“You’re a grand ole flag, you’re a high flying flag…”
We, the people of South Carolina, are extremely proud to fly our state flag. But few native Sandlappers know that the white symbols on a blue background don’t constitute the original flag. Few have heard the term ‘Sandlappers,’ am I right?
Mom wrote that last paragraph and she was SO proud of it, I promised not to delete it. I am in the group of (young?) people who have never heard the term. I looked it up, though, and it’s an ACTUAL thing! We published this blog over on Charleston360, but I wanted to share it here too. I found the information so fascinating. I’ve lived in South Carolina my whole life and had never heard this…

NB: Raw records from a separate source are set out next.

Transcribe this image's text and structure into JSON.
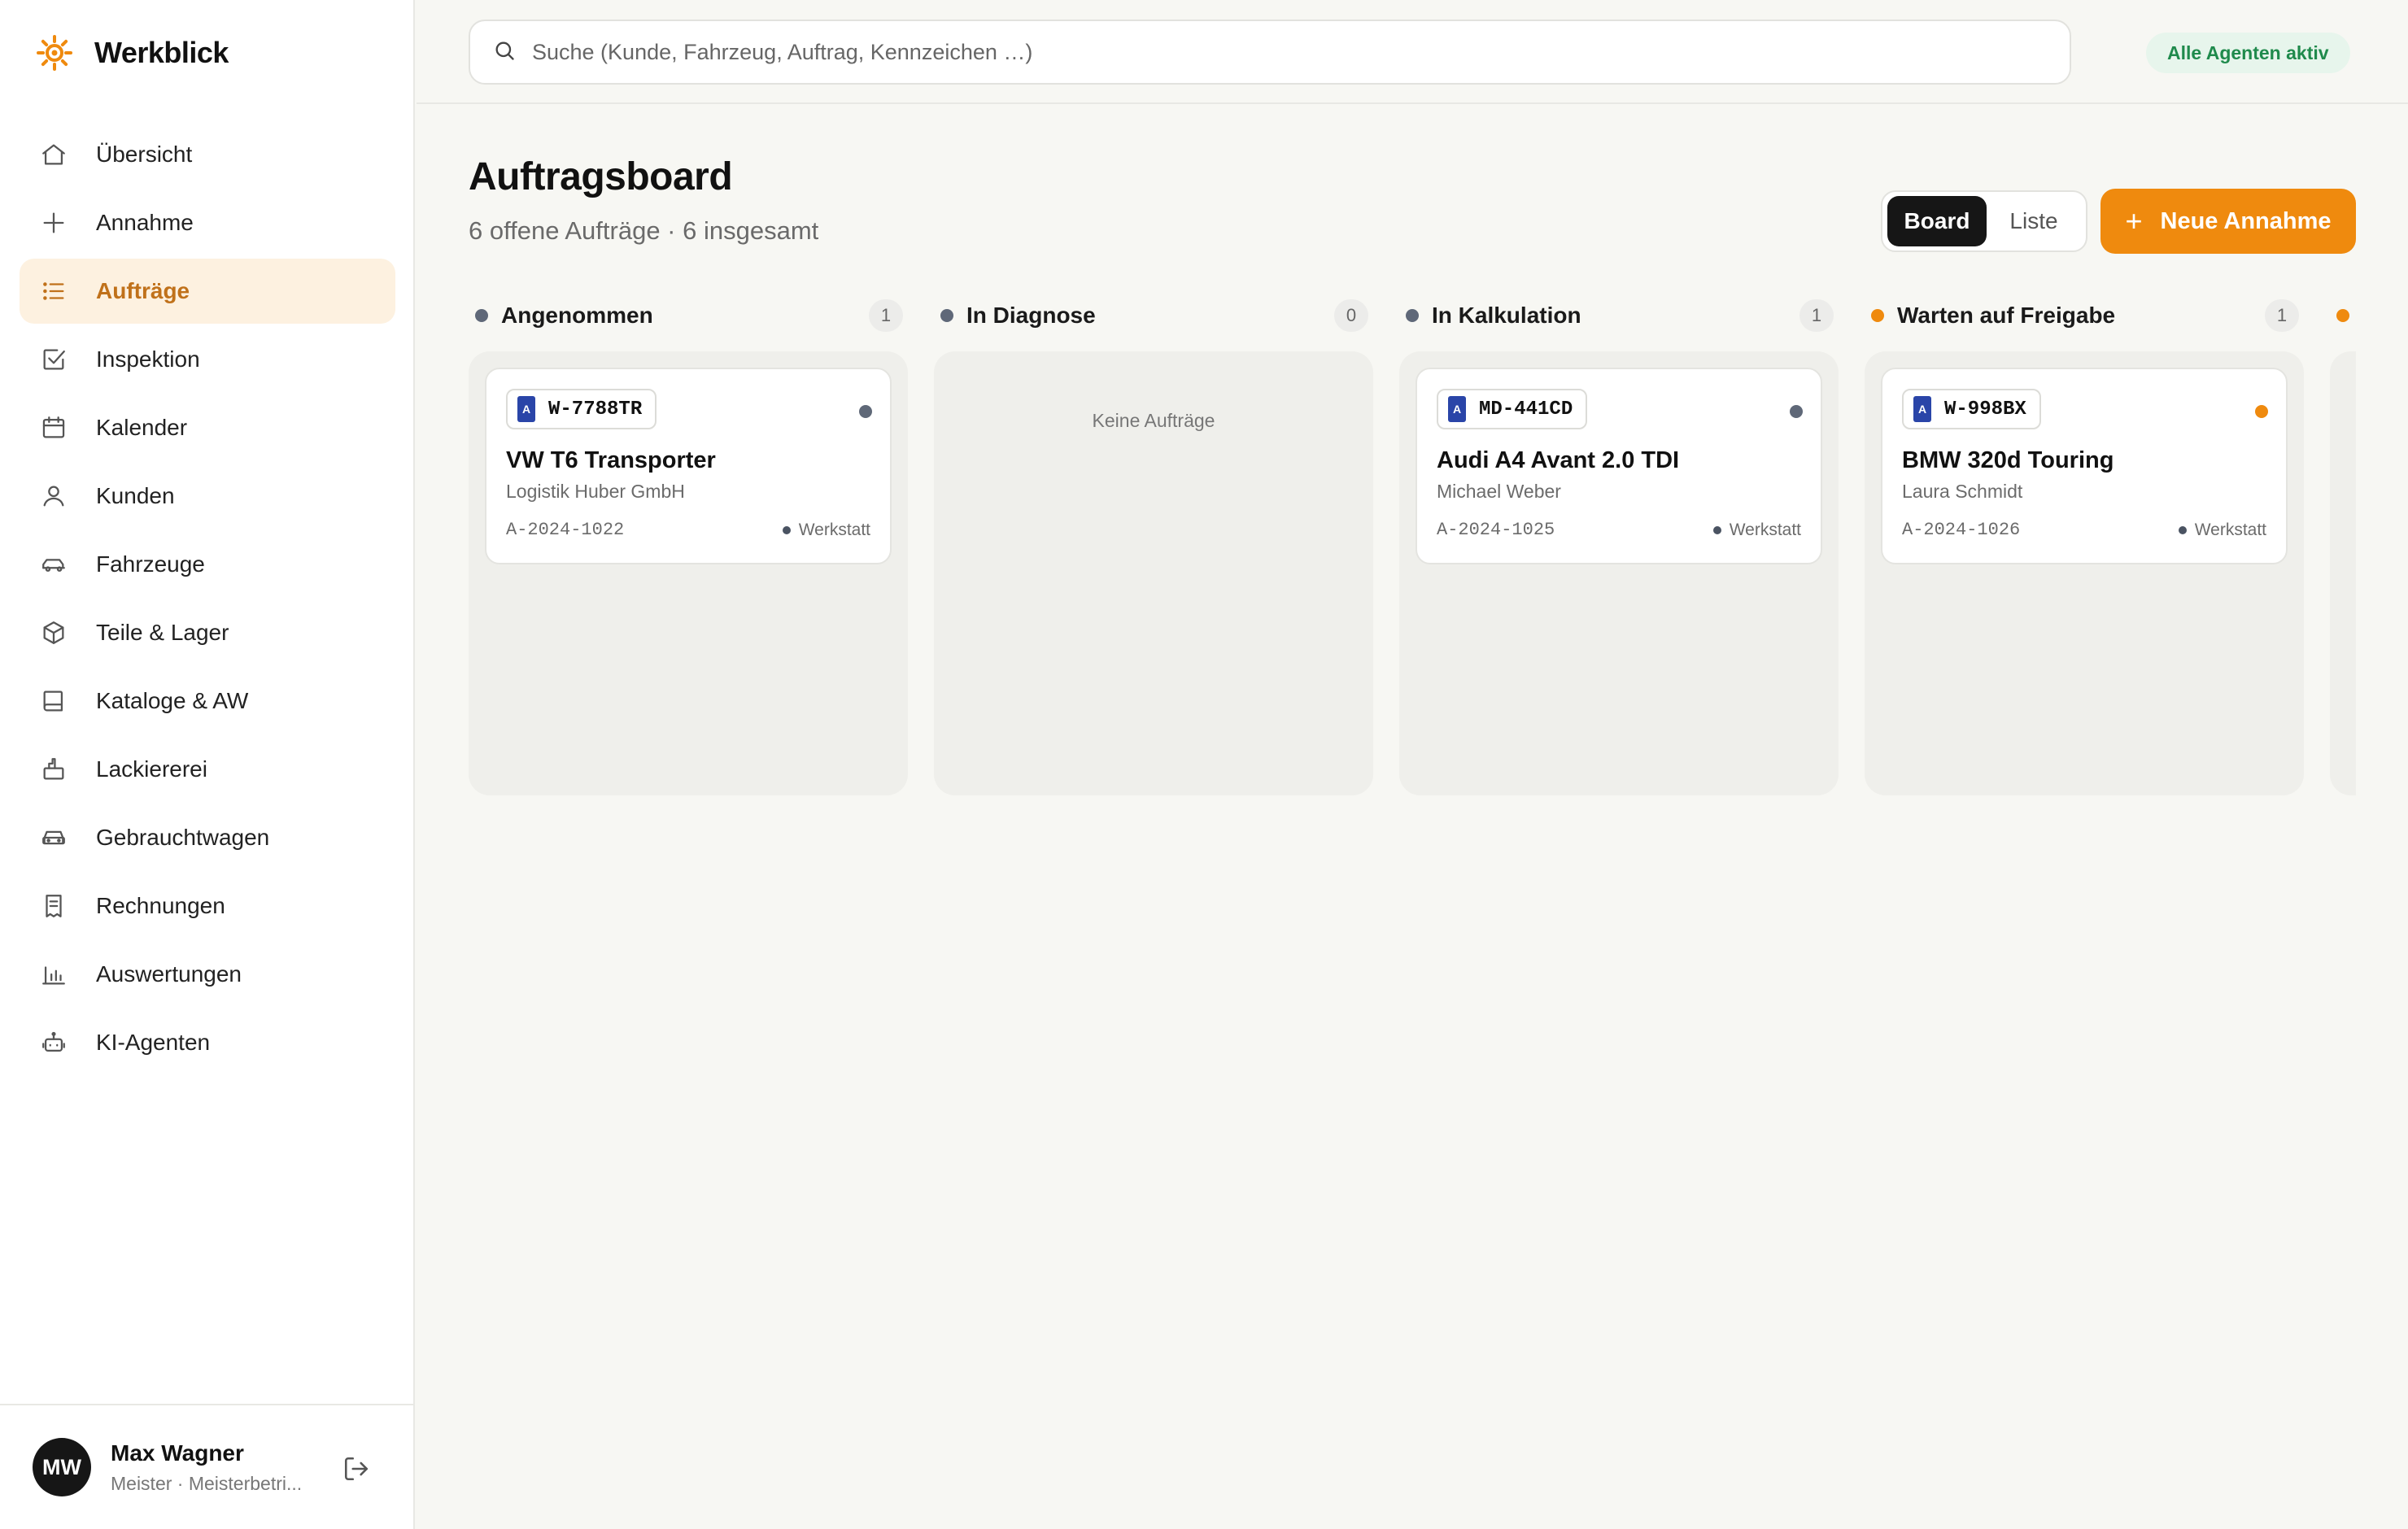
{
  "app": {
    "name": "Werkblick"
  },
  "sidebar": {
    "items": [
      {
        "label": "Übersicht",
        "icon": "home-icon"
      },
      {
        "label": "Annahme",
        "icon": "plus-icon"
      },
      {
        "label": "Aufträge",
        "icon": "list-icon",
        "active": true
      },
      {
        "label": "Inspektion",
        "icon": "checkbox-icon"
      },
      {
        "label": "Kalender",
        "icon": "calendar-icon"
      },
      {
        "label": "Kunden",
        "icon": "user-icon"
      },
      {
        "label": "Fahrzeuge",
        "icon": "car-side-icon"
      },
      {
        "label": "Teile & Lager",
        "icon": "box-icon"
      },
      {
        "label": "Kataloge & AW",
        "icon": "book-icon"
      },
      {
        "label": "Lackiererei",
        "icon": "paint-icon"
      },
      {
        "label": "Gebrauchtwagen",
        "icon": "car-icon"
      },
      {
        "label": "Rechnungen",
        "icon": "receipt-icon"
      },
      {
        "label": "Auswertungen",
        "icon": "bar-chart-icon"
      },
      {
        "label": "KI-Agenten",
        "icon": "robot-icon"
      }
    ]
  },
  "user": {
    "initials": "MW",
    "name": "Max Wagner",
    "role": "Meister · Meisterbetri..."
  },
  "search": {
    "placeholder": "Suche (Kunde, Fahrzeug, Auftrag, Kennzeichen …)"
  },
  "agents_status": "Alle Agenten aktiv",
  "page": {
    "title": "Auftragsboard",
    "subtitle": "6 offene Aufträge · 6 insgesamt"
  },
  "view_toggle": {
    "board": "Board",
    "list": "Liste"
  },
  "new_button": "Neue Annahme",
  "colors": {
    "accent": "#ef8a0e",
    "status_gray": "#5f6878",
    "status_orange": "#ef8a0e",
    "agents_green": "#1f8a4c"
  },
  "columns": [
    {
      "name": "Angenommen",
      "count": "1",
      "dot": "#5f6878",
      "cards": [
        {
          "plate_eu": "A",
          "plate": "W-7788TR",
          "vehicle": "VW T6 Transporter",
          "customer": "Logistik Huber GmbH",
          "order": "A-2024-1022",
          "location": "Werkstatt",
          "dot": "#5f6878"
        }
      ]
    },
    {
      "name": "In Diagnose",
      "count": "0",
      "dot": "#5f6878",
      "empty": "Keine Aufträge",
      "cards": []
    },
    {
      "name": "In Kalkulation",
      "count": "1",
      "dot": "#5f6878",
      "cards": [
        {
          "plate_eu": "A",
          "plate": "MD-441CD",
          "vehicle": "Audi A4 Avant 2.0 TDI",
          "customer": "Michael Weber",
          "order": "A-2024-1025",
          "location": "Werkstatt",
          "dot": "#5f6878"
        }
      ]
    },
    {
      "name": "Warten auf Freigabe",
      "count": "1",
      "dot": "#ef8a0e",
      "cards": [
        {
          "plate_eu": "A",
          "plate": "W-998BX",
          "vehicle": "BMW 320d Touring",
          "customer": "Laura Schmidt",
          "order": "A-2024-1026",
          "location": "Werkstatt",
          "dot": "#ef8a0e"
        }
      ]
    },
    {
      "name": "",
      "count": "",
      "dot": "#ef8a0e",
      "cards": []
    }
  ]
}
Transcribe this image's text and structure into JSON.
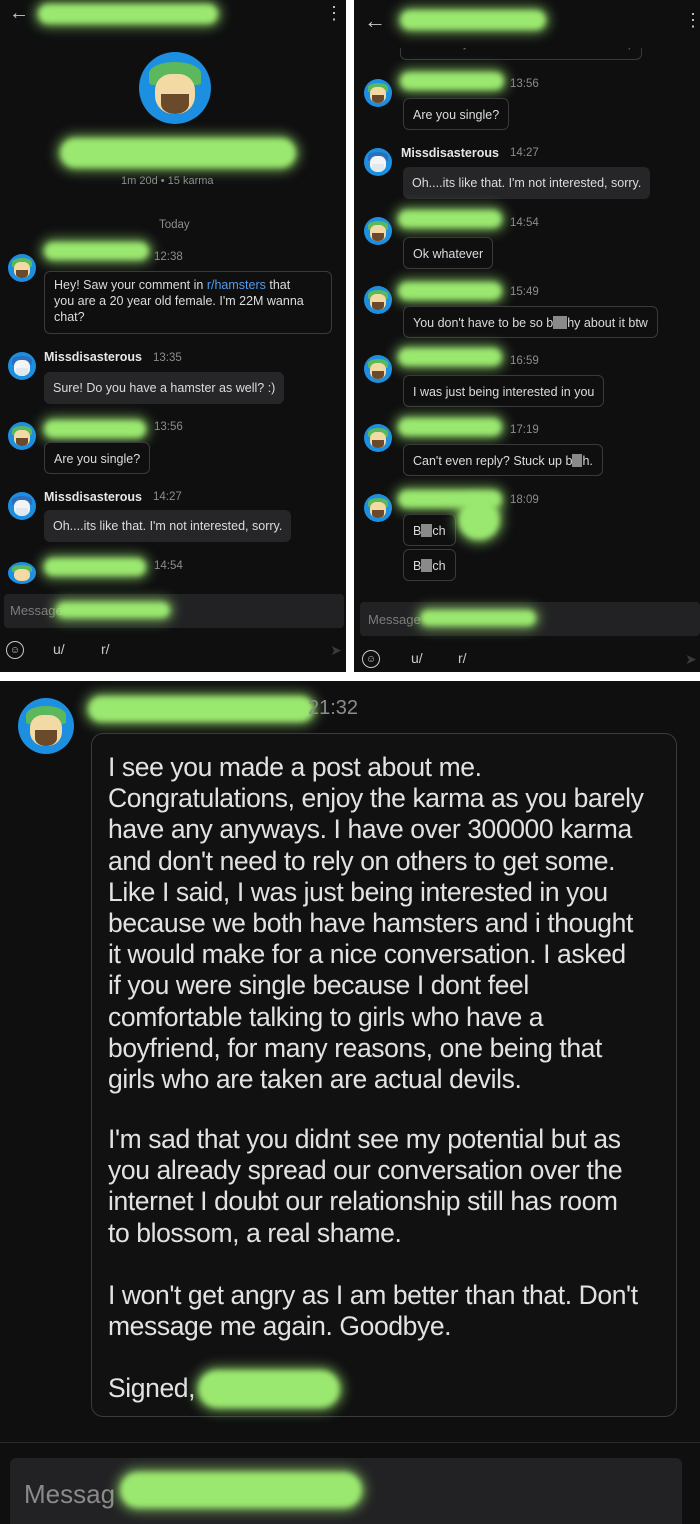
{
  "left_screen": {
    "profile_meta": "1m 20d • 15 karma",
    "date_divider": "Today",
    "messages": [
      {
        "time": "12:38",
        "text_parts": [
          "Hey! Saw your comment in ",
          "r/hamsters",
          " that"
        ],
        "line2": "you are a 20 year old female. I'm 22M wanna",
        "line3": "chat?"
      },
      {
        "sender": "Missdisasterous",
        "time": "13:35",
        "text": "Sure! Do you have a hamster as well? :)"
      },
      {
        "time": "13:56",
        "text": "Are you single?"
      },
      {
        "sender": "Missdisasterous",
        "time": "14:27",
        "text": "Oh....its like that. I'm not interested, sorry."
      },
      {
        "time": "14:54"
      }
    ],
    "composer_placeholder": "Message",
    "bar": {
      "user_prefix": "u/",
      "sub_prefix": "r/"
    }
  },
  "right_screen": {
    "top_cutoff_text": "Sure! Do you have a hamster as well? :)",
    "messages": [
      {
        "time": "13:56",
        "text": "Are you single?"
      },
      {
        "sender": "Missdisasterous",
        "time": "14:27",
        "text": "Oh....its like that. I'm not interested, sorry."
      },
      {
        "time": "14:54",
        "text": "Ok whatever"
      },
      {
        "time": "15:49",
        "text_a": "You don't have to be so b",
        "text_b": "hy about it btw"
      },
      {
        "time": "16:59",
        "text": "I was just being interested in you"
      },
      {
        "time": "17:19",
        "text_a": "Can't even reply? Stuck up b",
        "text_b": "h."
      },
      {
        "time": "18:09",
        "text_a": "B",
        "text_b": "ch"
      },
      {
        "text_a": "B",
        "text_b": "ch"
      }
    ],
    "composer_placeholder": "Message",
    "bar": {
      "user_prefix": "u/",
      "sub_prefix": "r/"
    }
  },
  "bottom_screen": {
    "time": "21:32",
    "paragraph1": [
      "I see you made a post about me.",
      "Congratulations, enjoy the karma as you barely",
      "have any anyways. I have over 300000 karma",
      "and don't need to rely on others to get some.",
      "Like I said, I was just being interested in you",
      "because we both have hamsters and i thought",
      "it would make for a nice conversation. I asked",
      "if you were single because I dont feel",
      "comfortable talking to girls who have a",
      "boyfriend, for many reasons, one being that",
      "girls who are taken are actual devils."
    ],
    "paragraph2": [
      "I'm sad that you didnt see my potential but as",
      "you already spread our conversation over the",
      "internet I doubt our relationship still has room",
      "to blossom, a real shame."
    ],
    "paragraph3": [
      "I won't get angry as I am better than that. Don't",
      "message me again. Goodbye."
    ],
    "signoff": "Signed,",
    "composer_placeholder": "Messag"
  }
}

Colonel William Moultrie designed a flag to hang over Fort Sullivan (now Fort Moultrie) during the Revolutionary War. Moultrie’s flag had a blue background with a crescent and the words “Liberty or Death.” Soldiers’ uniforms were navy blue. The crescent shape was a gorget worn on soldiers’ collars or hats that signified their rank. Much confusion surrounds what most believe to be a gorget. Historians have even read diaries of Colonel Moultrie in hopes of proving his intent. The symbol was only referred to as a crescent in the diaries. The gorget/moon controversy remains unsettled.
In 1861, state leaders used Moultrie’s flag as a basis for the design of the official state flag. The words were taken out and the palmetto tree added. The palmetto tree was significant in keeping the British cannonballs from penetrating the walls of Fort Sullivan. Walls of the Fort were fortified with palmetto logs that absorbed the force from the cannonballs rather than shattering. The Sabal palmetto was eventually designated the South Carolina State Tree.
State flags flying over South Carolina skies may differ a bit. Lawmakers never set official guidelines on the position, placement, size and color of the symbols. These details vary depending on the flag maker. Standardizing the state flag was discussed as recent as last year, but legislation failed to reach the Senate floor.
Personally, I prefer to think of the symbols as a moon over the palmetto tree. Regardless of how you look at it, knowing the history behind the symbols makes it even more meaningful.
South Carolina played a vital role in the founding of our country. Much of that past is chronicled in the streets of Charleston.
This has been such useful info to use with JP and Preston. Now, when we visit Fort Moultrie, they’ll understand the history behind the flag. And they’re learning it at nine and thirteen, as opposed to forty-two!